Here is this week's "Three And Out," a weekly feature that will provide a quick but opinionated take from Tom Dienhart on three hot topics.
1. Ducks in the crosshairs. Will Oregon coach Chip Kelly survive the fallout of a potential recruiting scandal now that self-styled talent scout Willie Lyles has implicated him? We all know the story by now: Kelly and Oregon paid $25,000 for outdated scouting information. Why would Kelly pay an exorbitant amount of money for outdated scouting information? Is it because, in reality, he was paying for something else -- like, say, Lyles' influence over recruits? Kelly's long-term fate figures to be tied to what NCAA investigators uncover. And you can bet the NCAA is likely to unearth more stuff. I also wonder if NCAA investigators will find other schools that had business dealings with Lyles. This isn't good for the Pac-12 as it embarks on a new era of two-division football. Marquee program USC already is mired in probation. Might Oregon suffer a similar fate? This could get interesting in the next few months. Kelly's meteoric rise up the coaching ranks could be followed by a similarly rapid descent.
2. Don't sleep on the Hawkeyes.
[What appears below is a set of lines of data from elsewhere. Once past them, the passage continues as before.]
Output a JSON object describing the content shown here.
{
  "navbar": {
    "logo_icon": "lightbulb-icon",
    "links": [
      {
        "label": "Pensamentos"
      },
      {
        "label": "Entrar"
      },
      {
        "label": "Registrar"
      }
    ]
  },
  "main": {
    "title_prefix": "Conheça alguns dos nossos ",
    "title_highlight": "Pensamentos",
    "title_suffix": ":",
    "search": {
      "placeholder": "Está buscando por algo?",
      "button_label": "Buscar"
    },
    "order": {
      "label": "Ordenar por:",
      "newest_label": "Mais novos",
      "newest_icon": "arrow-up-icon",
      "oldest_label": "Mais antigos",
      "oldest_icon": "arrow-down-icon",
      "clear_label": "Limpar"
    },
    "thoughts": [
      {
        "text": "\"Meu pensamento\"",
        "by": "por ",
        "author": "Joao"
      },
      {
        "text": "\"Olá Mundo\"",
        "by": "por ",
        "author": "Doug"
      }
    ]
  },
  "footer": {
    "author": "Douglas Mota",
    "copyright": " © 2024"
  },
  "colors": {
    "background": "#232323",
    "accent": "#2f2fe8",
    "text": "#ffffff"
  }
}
With former North Carolina State quarterback Russell Wilson landing at Wisconsin, many feel the Badgers now are the favorite to win the Big Ten. But I see a dark horse lurking. I see Iowa. I know the Hawkeyes are rebuilding their defensive front seven, and I know there will be a new quarterback. But I still think Iowa has the personnel to make a run in a weakened Big Ten. The schedule also helps Iowa. I can envision the Hawkeyes starting 9-0 if they survive a trip to Penn State, a foe coach Kirk Ferentz has dominated recently. Then comes a visit from Michigan State and a trip to Purdue-- both winnable. The season ends at Nebraska in what could be a de facto Legends Division championship game. Win that, and the Hawkeyes may be playing Wilson and Wisconsin in the inaugural Big Ten title game.
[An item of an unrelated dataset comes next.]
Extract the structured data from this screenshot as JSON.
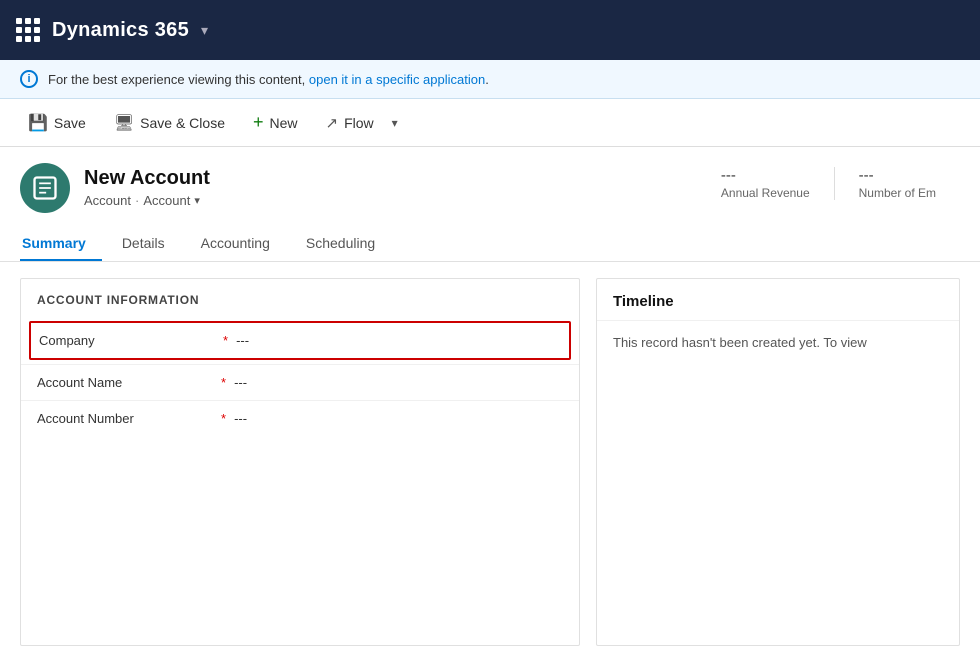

3. Are you serious?!?! The SEC's athletic directors recently named John-Patrick Smith the conference's male athlete of the year. Why in the world didn't Cam Newton win the honor? Newton won the Heisman, led Auburn to an unbeaten national championship season and was the No. 1 pick in the NFL draft. Smith was a four-time All-America selection in tennis and led Tennessee to a No. 10 final ranking. Not bad. But it also isn't anywhere close to being as impressive than Newton's 2010-11 season. Newton had a season for the ages, one that will go down as one of the greatest single-season performances by any player in the history of the sport. A Tennessee tennis player had a better season than that? So why didn't Newton win the award? No SEC A.D. likely would admit it on the record, but it almost certainly was because of the controversy surrounding Newton's recruitment. Still, it's a horrible decision by the athletic directors.